In 1820 he was invited to spend some time in Italy by Percy Bysshe Shelley, but he writes back that he might not be able to visit, because he thinks he might die before that time. Finally he did move to Italy, where he died in 1821.
Keats was a very sensitive person, and it is said that his health was influenced by bad reviews on his poetry, which were above all motivated by politics, not by the poetry’s quality. Shelley called Keats “a pale flower” and Byron, who disliked him, said he was “snuffed out by an article.” Keats’ death later inspired Shelley to write the poem Adonais, and when Shelley’s drowned body was found (a year after Keats’ death) it had an open book of Keats’ works upon it.
Keats’ letter to Shelley can be read here.
(Sources: http://en.wikipedia.org/wiki/Keats, the Norton Anthology of English literature, Vol II, 8th Edition.)
Read Full Post »
Posted in 19th century, artists, history, people, victorian, tagged 19th century, artist, denmark, sculpting, sculptor, thorvaldsen, victorian on June 15, 2008|
Leave a Comment »
Thorvaldsen was born in Copenhagen in 1770 (according to some accounts, in 1768), the son of an Icelander who had settled in Denmark and there carried on the trade of a wood-carver. This account is disputed by some Icelanders, who claim Thorvaldsen was born in Iceland.
Young Thorvaldsen attended Copenhagen’s Royal Danish Academy of Art (Det Kongelige Danske Kunstakademi), winning all the prizes including the large Gold Medal. As a consequence, he was granted a Royal stipend, enabling him to complete his studies in Rome, where he arrived on March 8, 1797. Since the date of his birth had never been recorded, he celebrated this day as his “Roman birthday” for the rest of his life.
Thorvaldsen’s first success was the model for a statue of Jason, which was highly praised by Antonio Canova, the most popular sculptor in the city. He had worked on this statue for 25 years. In 1803 he received the commission to execute it in marble from Thomas Hope, a wealthy English art-patron. From that time Thorvaldsen’s success was assured, and he did not leave Italy for sixteen years.
In 1819 he visited his native Denmark. Here he was commissioned to make the colossal series of statues of Christ and the twelve Apostles for the rebuilding of Vor Frue Kirke (from 1922 known as the Copenhagen Cathedral) between 1817 and 1829, after its having been destroyed in the British bombardment of Copenhagen in 1807. These were executed after his return to Rome, and were not completed till 1838, when Thorvaldsen returned to Denmark, being received as a hero.
He died suddenly in the Copenhagen Royal Theatre on March 24, 1844, and bequeathed a great part of his fortune for the building and endowment of a museum in Copenhagen, and also left to fill it all his collection of works of art and the models for all his sculptures very large collection, exhibited to the greatest possible advantage. Thorvaldsen is buried in the courtyard of this museum, under a bed of roses, by his own special wish.

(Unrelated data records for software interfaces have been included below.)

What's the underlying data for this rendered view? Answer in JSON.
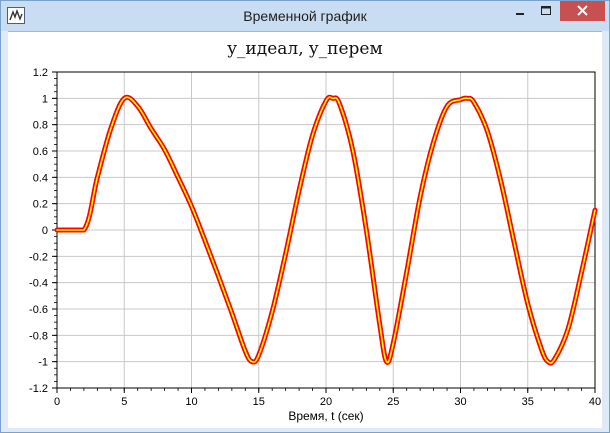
{
  "window": {
    "title": "Временной график",
    "icon": "app-graph-icon",
    "controls": {
      "minimize": "minimize-icon",
      "maximize": "maximize-icon",
      "close": "close-icon"
    }
  },
  "colors": {
    "line_outer": "#ff0000",
    "line_inner": "#ffff00",
    "grid": "#c8c8c8",
    "close_button": "#c75050"
  },
  "chart_data": {
    "type": "line",
    "title": "y_идеал, y_перем",
    "xlabel": "Время, t (сек)",
    "ylabel": "",
    "xlim": [
      0,
      40
    ],
    "ylim": [
      -1.2,
      1.2
    ],
    "x_ticks": [
      0,
      5,
      10,
      15,
      20,
      25,
      30,
      35,
      40
    ],
    "y_ticks": [
      1.2,
      1,
      0.8,
      0.6,
      0.4,
      0.2,
      0,
      -0.2,
      -0.4,
      -0.6,
      -0.8,
      -1,
      -1.2
    ],
    "grid": true,
    "series": [
      {
        "x": [
          0,
          2,
          3,
          4,
          5,
          6,
          7,
          8,
          9,
          10,
          11,
          12,
          13,
          14,
          14.5,
          15,
          16,
          17,
          18,
          19,
          20,
          20.5,
          21,
          22,
          23,
          24,
          24.5,
          25,
          26,
          27,
          28,
          29,
          30,
          30.5,
          31,
          32,
          33,
          34,
          35,
          36,
          36.5,
          37,
          38,
          39,
          40
        ],
        "y": [
          0,
          0,
          0.4,
          0.77,
          1.0,
          0.94,
          0.77,
          0.61,
          0.4,
          0.18,
          -0.08,
          -0.35,
          -0.63,
          -0.92,
          -1.0,
          -0.95,
          -0.62,
          -0.18,
          0.3,
          0.72,
          0.98,
          1.0,
          0.96,
          0.6,
          0.0,
          -0.72,
          -1.0,
          -0.86,
          -0.32,
          0.25,
          0.67,
          0.94,
          0.99,
          1.0,
          0.97,
          0.75,
          0.37,
          -0.1,
          -0.56,
          -0.9,
          -1.0,
          -0.98,
          -0.75,
          -0.32,
          0.15
        ]
      }
    ]
  }
}
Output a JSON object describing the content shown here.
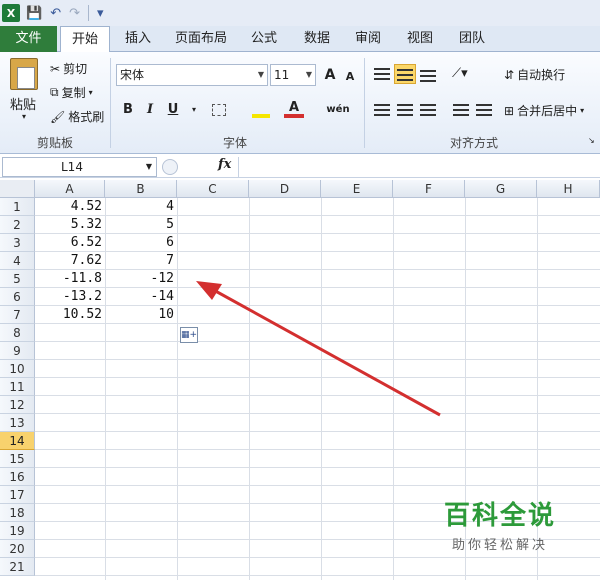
{
  "qat": {
    "logo": "X",
    "save": "💾",
    "undo": "↶",
    "redo": "↷",
    "customize": "▾"
  },
  "tabs": [
    "文件",
    "开始",
    "插入",
    "页面布局",
    "公式",
    "数据",
    "审阅",
    "视图",
    "团队"
  ],
  "ribbon": {
    "clipboard": {
      "paste": "粘贴",
      "cut": "剪切",
      "copy": "复制",
      "format_painter": "格式刷",
      "label": "剪贴板"
    },
    "font": {
      "name": "宋体",
      "size": "11",
      "grow": "A",
      "shrink": "A",
      "bold": "B",
      "italic": "I",
      "underline": "U",
      "phonetic": "wén",
      "label": "字体"
    },
    "alignment": {
      "wrap": "自动换行",
      "merge": "合并后居中",
      "label": "对齐方式"
    }
  },
  "formula_bar": {
    "name_box": "L14",
    "fx": "fx",
    "value": ""
  },
  "columns": [
    "A",
    "B",
    "C",
    "D",
    "E",
    "F",
    "G",
    "H"
  ],
  "rows": [
    "1",
    "2",
    "3",
    "4",
    "5",
    "6",
    "7",
    "8",
    "9",
    "10",
    "11",
    "12",
    "13",
    "14",
    "15",
    "16",
    "17",
    "18",
    "19",
    "20",
    "21"
  ],
  "selected_row": "14",
  "cells": {
    "A": [
      "4.52",
      "5.32",
      "6.52",
      "7.62",
      "-11.8",
      "-13.2",
      "10.52"
    ],
    "B": [
      "4",
      "5",
      "6",
      "7",
      "-12",
      "-14",
      "10"
    ]
  },
  "watermark": {
    "title": "百科全说",
    "subtitle": "助你轻松解决"
  },
  "colors": {
    "accent": "#2f7d3b",
    "arrow": "#d32f2f",
    "selection": "#f8d26d"
  }
}
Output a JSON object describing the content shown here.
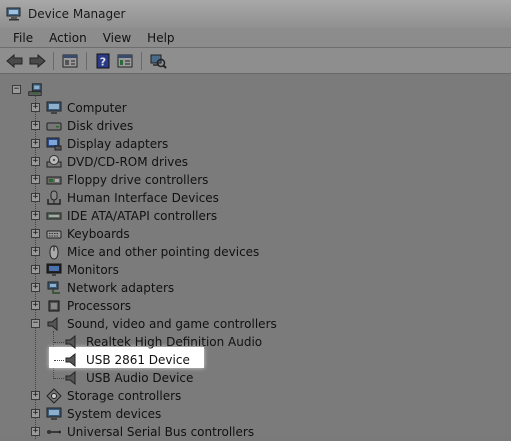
{
  "window": {
    "title": "Device Manager"
  },
  "menu": [
    "File",
    "Action",
    "View",
    "Help"
  ],
  "toolbar": {
    "icons": [
      "back-arrow-icon",
      "forward-arrow-icon",
      "properties-icon",
      "help-icon",
      "console-tree-icon",
      "scan-hardware-icon"
    ]
  },
  "tree": {
    "categories": [
      {
        "label": "Computer",
        "icon": "computer-icon"
      },
      {
        "label": "Disk drives",
        "icon": "disk-drive-icon"
      },
      {
        "label": "Display adapters",
        "icon": "display-adapter-icon"
      },
      {
        "label": "DVD/CD-ROM drives",
        "icon": "dvd-drive-icon"
      },
      {
        "label": "Floppy drive controllers",
        "icon": "floppy-controller-icon"
      },
      {
        "label": "Human Interface Devices",
        "icon": "hid-icon"
      },
      {
        "label": "IDE ATA/ATAPI controllers",
        "icon": "ide-controller-icon"
      },
      {
        "label": "Keyboards",
        "icon": "keyboard-icon"
      },
      {
        "label": "Mice and other pointing devices",
        "icon": "mouse-icon"
      },
      {
        "label": "Monitors",
        "icon": "monitor-icon"
      },
      {
        "label": "Network adapters",
        "icon": "network-adapter-icon"
      },
      {
        "label": "Processors",
        "icon": "processor-icon"
      },
      {
        "label": "Sound, video and game controllers",
        "icon": "speaker-icon",
        "expanded": true,
        "children": [
          {
            "label": "Realtek High Definition Audio",
            "icon": "speaker-icon"
          },
          {
            "label": "USB 2861 Device",
            "icon": "speaker-icon",
            "selected": true
          },
          {
            "label": "USB Audio Device",
            "icon": "speaker-icon"
          }
        ]
      },
      {
        "label": "Storage controllers",
        "icon": "storage-controller-icon"
      },
      {
        "label": "System devices",
        "icon": "system-devices-icon"
      },
      {
        "label": "Universal Serial Bus controllers",
        "icon": "usb-controller-icon"
      }
    ]
  }
}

The Thorvaldsen museum was started in 1839 and was designed by Danish architect H.G. Bindesbøll. Except for the regular collection, there are various exhibitions of new and young artists. Helping new talent was one of the last wishes of Thosvaldsen. Apart from Thorvaldsens work, there are also various paintings from his own collection, mostly from Danish and Norwegian painters whom he met in Rome.
Read Full Post »